> [TASK INPUTS]
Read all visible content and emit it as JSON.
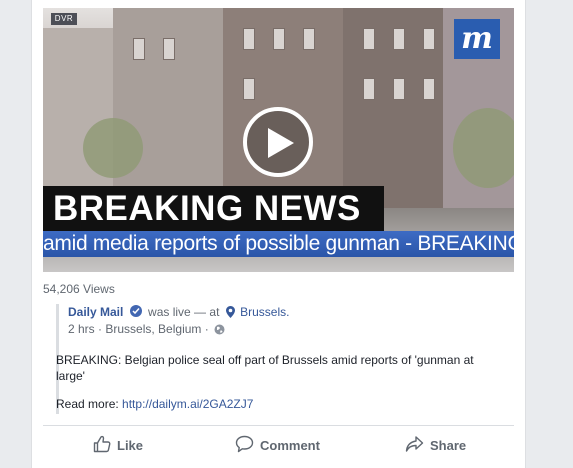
{
  "video": {
    "badge": "DVR",
    "logo_letter": "m",
    "headline": "BREAKING NEWS",
    "ticker": "amid media reports of possible gunman - BREAKING NEWS- Belgian"
  },
  "stats": {
    "views": "54,206 Views"
  },
  "shared_post": {
    "author": "Daily Mail",
    "status_text": "was live — at",
    "place": "Brussels.",
    "time": "2 hrs",
    "location": "Brussels, Belgium",
    "separator": "·",
    "body": "BREAKING: Belgian police seal off part of Brussels amid reports of 'gunman at large'",
    "read_more_label": "Read more:",
    "link": "http://dailym.ai/2GA2ZJ7"
  },
  "actions": {
    "like": "Like",
    "comment": "Comment",
    "share": "Share"
  },
  "colors": {
    "link": "#365899",
    "ticker_blue": "#2a55a8",
    "logo_blue": "#2a5db0"
  }
}
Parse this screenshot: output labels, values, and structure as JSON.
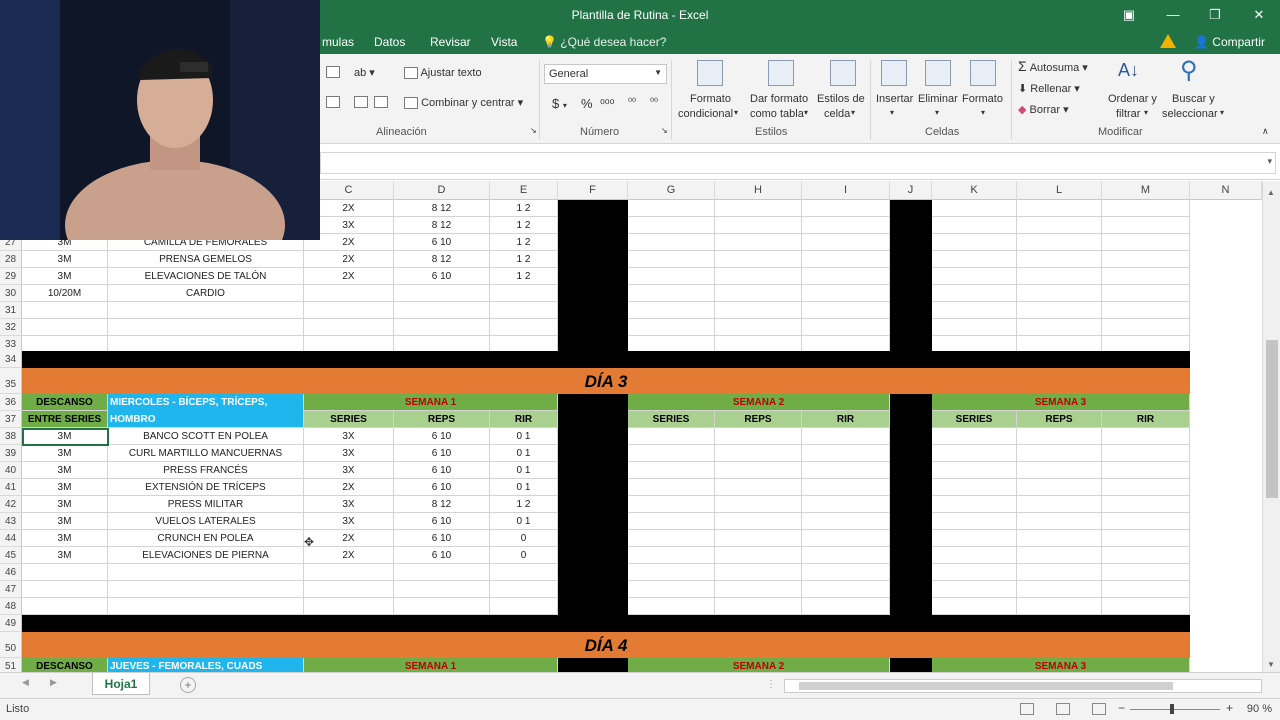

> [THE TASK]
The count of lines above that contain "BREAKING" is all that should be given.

> [ANSWER SECTION]
3